Data for this exercise:
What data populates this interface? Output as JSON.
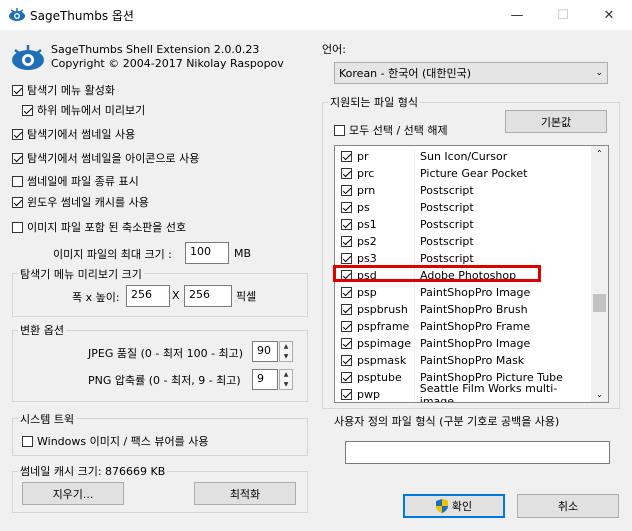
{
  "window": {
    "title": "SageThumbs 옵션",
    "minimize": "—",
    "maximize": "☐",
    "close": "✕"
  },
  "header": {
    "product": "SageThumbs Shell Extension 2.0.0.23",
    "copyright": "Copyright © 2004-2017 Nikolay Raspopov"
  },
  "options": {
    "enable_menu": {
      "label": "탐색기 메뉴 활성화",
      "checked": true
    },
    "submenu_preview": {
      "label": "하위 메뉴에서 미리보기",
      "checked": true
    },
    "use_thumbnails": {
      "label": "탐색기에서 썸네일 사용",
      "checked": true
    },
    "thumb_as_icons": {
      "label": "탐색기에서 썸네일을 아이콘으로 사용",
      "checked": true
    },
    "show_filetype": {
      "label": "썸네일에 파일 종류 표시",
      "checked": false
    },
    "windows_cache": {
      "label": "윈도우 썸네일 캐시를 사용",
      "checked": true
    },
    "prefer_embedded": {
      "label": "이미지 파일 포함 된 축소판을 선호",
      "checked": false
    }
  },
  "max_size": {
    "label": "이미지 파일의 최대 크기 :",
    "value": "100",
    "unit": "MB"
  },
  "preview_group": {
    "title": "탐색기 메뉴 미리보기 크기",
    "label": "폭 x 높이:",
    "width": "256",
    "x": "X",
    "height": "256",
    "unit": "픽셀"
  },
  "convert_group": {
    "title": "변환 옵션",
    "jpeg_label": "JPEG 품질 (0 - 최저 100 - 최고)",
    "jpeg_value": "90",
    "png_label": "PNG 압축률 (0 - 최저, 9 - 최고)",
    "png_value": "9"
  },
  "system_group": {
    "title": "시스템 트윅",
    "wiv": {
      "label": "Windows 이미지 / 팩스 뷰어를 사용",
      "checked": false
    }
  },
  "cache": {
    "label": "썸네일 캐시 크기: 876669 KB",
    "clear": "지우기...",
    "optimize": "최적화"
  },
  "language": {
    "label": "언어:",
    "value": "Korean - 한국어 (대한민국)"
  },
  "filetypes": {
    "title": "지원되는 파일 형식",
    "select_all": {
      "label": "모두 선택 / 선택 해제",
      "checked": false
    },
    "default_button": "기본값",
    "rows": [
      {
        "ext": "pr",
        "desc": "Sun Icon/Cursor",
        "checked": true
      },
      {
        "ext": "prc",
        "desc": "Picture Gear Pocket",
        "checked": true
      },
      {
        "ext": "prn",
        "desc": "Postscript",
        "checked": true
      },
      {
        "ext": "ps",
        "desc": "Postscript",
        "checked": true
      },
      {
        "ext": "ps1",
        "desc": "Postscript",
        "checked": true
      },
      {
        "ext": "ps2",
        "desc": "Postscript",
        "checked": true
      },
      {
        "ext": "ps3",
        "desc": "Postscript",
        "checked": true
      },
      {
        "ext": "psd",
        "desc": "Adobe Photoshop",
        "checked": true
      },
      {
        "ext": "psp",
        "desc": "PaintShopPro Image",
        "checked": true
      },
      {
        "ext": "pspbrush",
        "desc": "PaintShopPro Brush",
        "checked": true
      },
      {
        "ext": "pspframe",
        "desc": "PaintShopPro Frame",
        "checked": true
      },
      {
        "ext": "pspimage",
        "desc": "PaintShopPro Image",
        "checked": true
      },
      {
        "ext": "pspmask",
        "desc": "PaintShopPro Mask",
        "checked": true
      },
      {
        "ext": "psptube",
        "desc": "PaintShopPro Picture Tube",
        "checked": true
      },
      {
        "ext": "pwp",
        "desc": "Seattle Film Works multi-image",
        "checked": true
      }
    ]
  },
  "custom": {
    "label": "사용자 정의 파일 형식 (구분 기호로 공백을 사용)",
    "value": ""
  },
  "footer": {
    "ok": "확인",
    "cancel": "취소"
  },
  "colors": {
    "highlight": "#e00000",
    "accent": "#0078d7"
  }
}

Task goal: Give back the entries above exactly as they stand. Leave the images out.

Written response:
What data populates this interface? Output as JSON.
{
  "window": {
    "title": "SageThumbs 옵션",
    "minimize": "—",
    "maximize": "☐",
    "close": "✕"
  },
  "header": {
    "product": "SageThumbs Shell Extension 2.0.0.23",
    "copyright": "Copyright © 2004-2017 Nikolay Raspopov"
  },
  "options": {
    "enable_menu": {
      "label": "탐색기 메뉴 활성화",
      "checked": true
    },
    "submenu_preview": {
      "label": "하위 메뉴에서 미리보기",
      "checked": true
    },
    "use_thumbnails": {
      "label": "탐색기에서 썸네일 사용",
      "checked": true
    },
    "thumb_as_icons": {
      "label": "탐색기에서 썸네일을 아이콘으로 사용",
      "checked": true
    },
    "show_filetype": {
      "label": "썸네일에 파일 종류 표시",
      "checked": false
    },
    "windows_cache": {
      "label": "윈도우 썸네일 캐시를 사용",
      "checked": true
    },
    "prefer_embedded": {
      "label": "이미지 파일 포함 된 축소판을 선호",
      "checked": false
    }
  },
  "max_size": {
    "label": "이미지 파일의 최대 크기 :",
    "value": "100",
    "unit": "MB"
  },
  "preview_group": {
    "title": "탐색기 메뉴 미리보기 크기",
    "label": "폭 x 높이:",
    "width": "256",
    "x": "X",
    "height": "256",
    "unit": "픽셀"
  },
  "convert_group": {
    "title": "변환 옵션",
    "jpeg_label": "JPEG 품질 (0 - 최저 100 - 최고)",
    "jpeg_value": "90",
    "png_label": "PNG 압축률 (0 - 최저, 9 - 최고)",
    "png_value": "9"
  },
  "system_group": {
    "title": "시스템 트윅",
    "wiv": {
      "label": "Windows 이미지 / 팩스 뷰어를 사용",
      "checked": false
    }
  },
  "cache": {
    "label": "썸네일 캐시 크기: 876669 KB",
    "clear": "지우기...",
    "optimize": "최적화"
  },
  "language": {
    "label": "언어:",
    "value": "Korean - 한국어 (대한민국)"
  },
  "filetypes": {
    "title": "지원되는 파일 형식",
    "select_all": {
      "label": "모두 선택 / 선택 해제",
      "checked": false
    },
    "default_button": "기본값",
    "rows": [
      {
        "ext": "pr",
        "desc": "Sun Icon/Cursor",
        "checked": true
      },
      {
        "ext": "prc",
        "desc": "Picture Gear Pocket",
        "checked": true
      },
      {
        "ext": "prn",
        "desc": "Postscript",
        "checked": true
      },
      {
        "ext": "ps",
        "desc": "Postscript",
        "checked": true
      },
      {
        "ext": "ps1",
        "desc": "Postscript",
        "checked": true
      },
      {
        "ext": "ps2",
        "desc": "Postscript",
        "checked": true
      },
      {
        "ext": "ps3",
        "desc": "Postscript",
        "checked": true
      },
      {
        "ext": "psd",
        "desc": "Adobe Photoshop",
        "checked": true
      },
      {
        "ext": "psp",
        "desc": "PaintShopPro Image",
        "checked": true
      },
      {
        "ext": "pspbrush",
        "desc": "PaintShopPro Brush",
        "checked": true
      },
      {
        "ext": "pspframe",
        "desc": "PaintShopPro Frame",
        "checked": true
      },
      {
        "ext": "pspimage",
        "desc": "PaintShopPro Image",
        "checked": true
      },
      {
        "ext": "pspmask",
        "desc": "PaintShopPro Mask",
        "checked": true
      },
      {
        "ext": "psptube",
        "desc": "PaintShopPro Picture Tube",
        "checked": true
      },
      {
        "ext": "pwp",
        "desc": "Seattle Film Works multi-image",
        "checked": true
      }
    ]
  },
  "custom": {
    "label": "사용자 정의 파일 형식 (구분 기호로 공백을 사용)",
    "value": ""
  },
  "footer": {
    "ok": "확인",
    "cancel": "취소"
  },
  "colors": {
    "highlight": "#e00000",
    "accent": "#0078d7"
  }
}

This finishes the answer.